My therapist says I'm afraid of vanishing.
Last week his ceiling caved in, ending our session
in a shower of words and water.
I'm serious. I'm always serious
when I talk about therapists and cave-ins.
This morning I'm serious in a train
sliding past a clock-tower constructed
when this city thought it was flourishing. Flourishing
is a form of vanishing, a verb embedded in what comes after.
Once there was a city that flourished, its spires confident and secure
as my therapist's ceiling. Once there was a train
that pulled out of a once-flourishing city.
One morning I was on that train, speeding between woods and river,
through a village of wooden houses and plots in a cemetery,
moving on, vanishing
too fast to become part of local history.
Vanishing was fun, like a sky skydiving.
I was the sky into which I dove.
I brooded above the little wooden town
and postage-stamp cemetery.
Time said, “Welcome to the fountain.”
History said, “You're already forgotten.”
Wind-scalloped river, algae-covered pond, fronds of goldenrod,
a patch of reeds and then a factory parking lot, cars and men
moving slowly, lit by Sunday morning.
The train slowed to a stop, waiting to claim the single track ahead.
I will tell my therapist, when we meet again
beneath his brand-new ceiling,
“Once I was sitting on a train,
stopped dead and already gone.
Happy.
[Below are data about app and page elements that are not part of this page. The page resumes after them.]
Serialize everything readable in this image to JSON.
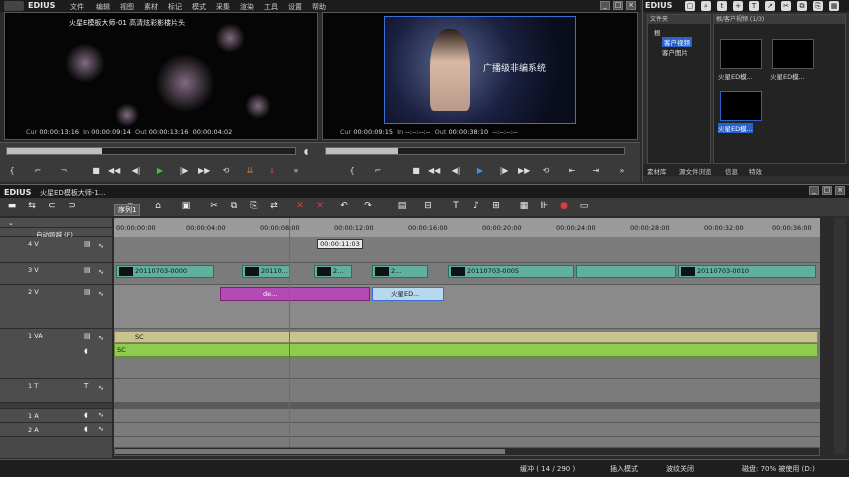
{
  "app": {
    "brand": "EDIUS"
  },
  "menu": [
    "文件",
    "编辑",
    "视图",
    "素材",
    "标记",
    "模式",
    "采集",
    "渲染",
    "工具",
    "设置",
    "帮助"
  ],
  "player": {
    "title": "火星E模板大师-01 高清炫彩影楼片头",
    "source_cur": "00:00:13:16",
    "source_in": "00:00:09:14",
    "source_out": "00:00:13:16",
    "source_dur": "00:00:04:02",
    "rec_cur": "00:00:09:15",
    "rec_in": "--:--:--:--",
    "rec_out": "00:00:38:10",
    "rec_dur": "--:--:--:--",
    "cur_label": "Cur",
    "in_label": "In",
    "out_label": "Out",
    "preview_text": "广播级非编系统",
    "source_progress": 0.33,
    "rec_progress": 0.24
  },
  "bin": {
    "brand": "EDIUS",
    "folder_head": "文件夹",
    "clip_head": "根/客户视频 (1/3)",
    "tree": [
      "根",
      "客户视频",
      "客户图片"
    ],
    "clips": [
      {
        "label": "火星ED模..."
      },
      {
        "label": "火星ED模..."
      },
      {
        "label": "火星ED模..."
      }
    ],
    "tabs": [
      "素材库",
      "源文件浏览",
      "信息",
      "特效"
    ]
  },
  "timeline": {
    "brand": "EDIUS",
    "project": "火星ED模板大师-1...",
    "sequence_tab": "序列1",
    "ruler": [
      "00:00:00:00",
      "00:00:04:00",
      "00:00:08:00",
      "00:00:12:00",
      "00:00:16:00",
      "00:00:20:00",
      "00:00:24:00",
      "00:00:28:00",
      "00:00:32:00",
      "00:00:36:00"
    ],
    "cursor_tc": "00:00:11:03",
    "track_headers": [
      {
        "name": "自动跨越 (F)"
      },
      {
        "name": "4 V"
      },
      {
        "name": "3 V"
      },
      {
        "name": "2 V"
      },
      {
        "name": "1 VA"
      },
      {
        "name": "1 T"
      },
      {
        "name": "1 A"
      },
      {
        "name": "2 A"
      }
    ],
    "clips_3v": [
      {
        "label": "20110703-0000"
      },
      {
        "label": "20110..."
      },
      {
        "label": "2..."
      },
      {
        "label": "2..."
      },
      {
        "label": "20110703-0005"
      },
      {
        "label": "20110703-0010"
      }
    ],
    "clip_2v_label": "de...",
    "clip_2v_title": "火星ED...",
    "audio_label": "SC",
    "audio_label2": "SC"
  },
  "status": {
    "buffer": "缓冲 ( 14 / 290 )",
    "mode": "插入模式",
    "ripple": "波纹关闭",
    "disk": "磁盘: 70% 被使用 (D:)"
  }
}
Flourishing.'”

More by Joy Ladin

Time Passes

Time too is afraid of passing, is riddled with holes
through which time feels itself leaking.
Time sweats in the middle of the night
when all the other dimensions are sleeping.
Time has lost every picture of itself as a child.
Now time is old, leathery and slow.
Can’t sneak up on anyone anymore,
Can’t hide in the grass, can’t run, can’t catch.
Can’t figure out how not to trample
what it means to bless.

Tarot Readings Daily
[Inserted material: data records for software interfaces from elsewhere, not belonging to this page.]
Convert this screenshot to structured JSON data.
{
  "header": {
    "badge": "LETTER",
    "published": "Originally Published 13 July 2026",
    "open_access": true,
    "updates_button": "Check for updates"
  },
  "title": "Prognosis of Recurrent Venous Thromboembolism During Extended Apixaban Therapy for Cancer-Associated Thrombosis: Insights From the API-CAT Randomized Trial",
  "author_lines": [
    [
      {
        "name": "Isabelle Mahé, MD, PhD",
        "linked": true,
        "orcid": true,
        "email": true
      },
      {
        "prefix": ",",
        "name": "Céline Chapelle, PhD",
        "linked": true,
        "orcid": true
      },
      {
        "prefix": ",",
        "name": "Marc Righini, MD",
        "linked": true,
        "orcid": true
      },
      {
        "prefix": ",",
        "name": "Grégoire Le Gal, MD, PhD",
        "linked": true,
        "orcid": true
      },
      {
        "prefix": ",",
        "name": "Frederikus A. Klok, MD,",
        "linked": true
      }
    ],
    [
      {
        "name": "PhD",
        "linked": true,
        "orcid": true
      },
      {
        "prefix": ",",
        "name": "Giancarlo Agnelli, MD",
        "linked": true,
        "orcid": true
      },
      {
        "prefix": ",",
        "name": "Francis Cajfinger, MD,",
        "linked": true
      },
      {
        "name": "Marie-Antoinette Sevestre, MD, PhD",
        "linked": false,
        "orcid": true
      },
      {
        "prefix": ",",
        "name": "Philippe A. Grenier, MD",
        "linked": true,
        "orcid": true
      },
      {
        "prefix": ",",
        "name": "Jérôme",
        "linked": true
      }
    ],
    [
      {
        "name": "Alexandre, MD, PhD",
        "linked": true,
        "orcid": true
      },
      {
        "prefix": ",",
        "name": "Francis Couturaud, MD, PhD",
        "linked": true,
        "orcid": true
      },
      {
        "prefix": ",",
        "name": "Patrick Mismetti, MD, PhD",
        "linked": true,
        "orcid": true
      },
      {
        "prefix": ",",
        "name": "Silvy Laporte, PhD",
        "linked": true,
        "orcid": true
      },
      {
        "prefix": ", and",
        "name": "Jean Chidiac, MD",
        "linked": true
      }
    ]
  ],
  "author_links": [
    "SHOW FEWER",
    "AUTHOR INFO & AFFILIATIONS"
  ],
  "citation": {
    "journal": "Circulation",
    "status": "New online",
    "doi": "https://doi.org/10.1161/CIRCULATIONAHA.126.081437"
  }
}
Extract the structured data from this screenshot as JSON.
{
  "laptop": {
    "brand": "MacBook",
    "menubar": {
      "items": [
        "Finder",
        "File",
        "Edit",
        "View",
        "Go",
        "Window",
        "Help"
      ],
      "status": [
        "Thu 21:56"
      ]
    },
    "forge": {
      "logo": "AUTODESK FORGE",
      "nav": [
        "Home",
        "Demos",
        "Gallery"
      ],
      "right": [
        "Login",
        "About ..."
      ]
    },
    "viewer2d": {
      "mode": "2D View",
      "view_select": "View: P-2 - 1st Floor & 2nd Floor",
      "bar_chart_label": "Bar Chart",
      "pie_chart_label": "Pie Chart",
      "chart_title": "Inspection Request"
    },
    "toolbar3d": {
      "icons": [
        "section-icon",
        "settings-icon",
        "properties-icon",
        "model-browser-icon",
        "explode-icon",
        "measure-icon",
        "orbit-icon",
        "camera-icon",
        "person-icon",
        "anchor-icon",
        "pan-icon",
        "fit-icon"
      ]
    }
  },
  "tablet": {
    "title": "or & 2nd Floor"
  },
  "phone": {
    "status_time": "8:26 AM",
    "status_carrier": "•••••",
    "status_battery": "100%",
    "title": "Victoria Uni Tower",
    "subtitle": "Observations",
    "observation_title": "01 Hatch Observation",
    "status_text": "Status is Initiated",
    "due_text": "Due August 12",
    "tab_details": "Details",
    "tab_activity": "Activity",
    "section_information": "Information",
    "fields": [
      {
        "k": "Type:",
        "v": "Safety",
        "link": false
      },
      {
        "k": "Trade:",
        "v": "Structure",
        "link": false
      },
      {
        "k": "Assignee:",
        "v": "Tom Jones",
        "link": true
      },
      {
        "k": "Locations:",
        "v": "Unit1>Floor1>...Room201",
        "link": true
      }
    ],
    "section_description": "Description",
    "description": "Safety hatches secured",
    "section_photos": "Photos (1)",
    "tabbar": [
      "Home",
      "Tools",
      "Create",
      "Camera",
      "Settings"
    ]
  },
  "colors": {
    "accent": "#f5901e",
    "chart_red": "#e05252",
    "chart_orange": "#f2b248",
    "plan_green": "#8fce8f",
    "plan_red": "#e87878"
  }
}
They’re reading Tarot cards right now,
in the little pink house with the sign in the yard.
Shadows spider across still-green lawn
whose fate, so far, defies the frosts.

Someone asks the right question,
draws the right card.
Many cups in the immediate future;
radiance pouring down.

They know the future,
the creatures in the yard:
night, thirst, frost.
Only the sapiens in the house believe

fire, water, air, and earth
would bother to reveal
when to fear and love.
The one who’s paying

draws another card.
Outside, in the yard,
a squirrel noses seed that fell
like radiance, from above.

 

Between Wars

You’ve lost your soul again. Go back
to the window. Note the crocus
defying expectations

in the bed your mother hunkers over,
missing you, in her fashion,
now that you’re always there.

Why don’t you wear your uniform, she asks.
Will you ever get out of bed,
running her hand through your uncombed curls,

sweating eau de toilette
that forces you both to remember
the hollows she cannot scent.

Several soldiers’ buttons
glitter in her trowel, a spectacular find
that conjures and erases

the sad, stained trench
in which their bodies vanished.
Your mother gives a cry of surprise.

The child she bore
bears you no resemblance; only
this habit of losing your soul

suggests yours is the head
she brushed, in a perfumed cloud,
straightening what wasn’t tangled,

as something rolled across the floor,
where she would never find it. 
Many surrenders later,

what glittered and rolled
perforated by equidistant holes
while you froze in her haze of fragrance

has surfaced among the spears of crocus,
as though the boys who burst their buttons
jabbing dummies with bayonets

had risen from their graves,
untangled, untarnished,
ready to forgive.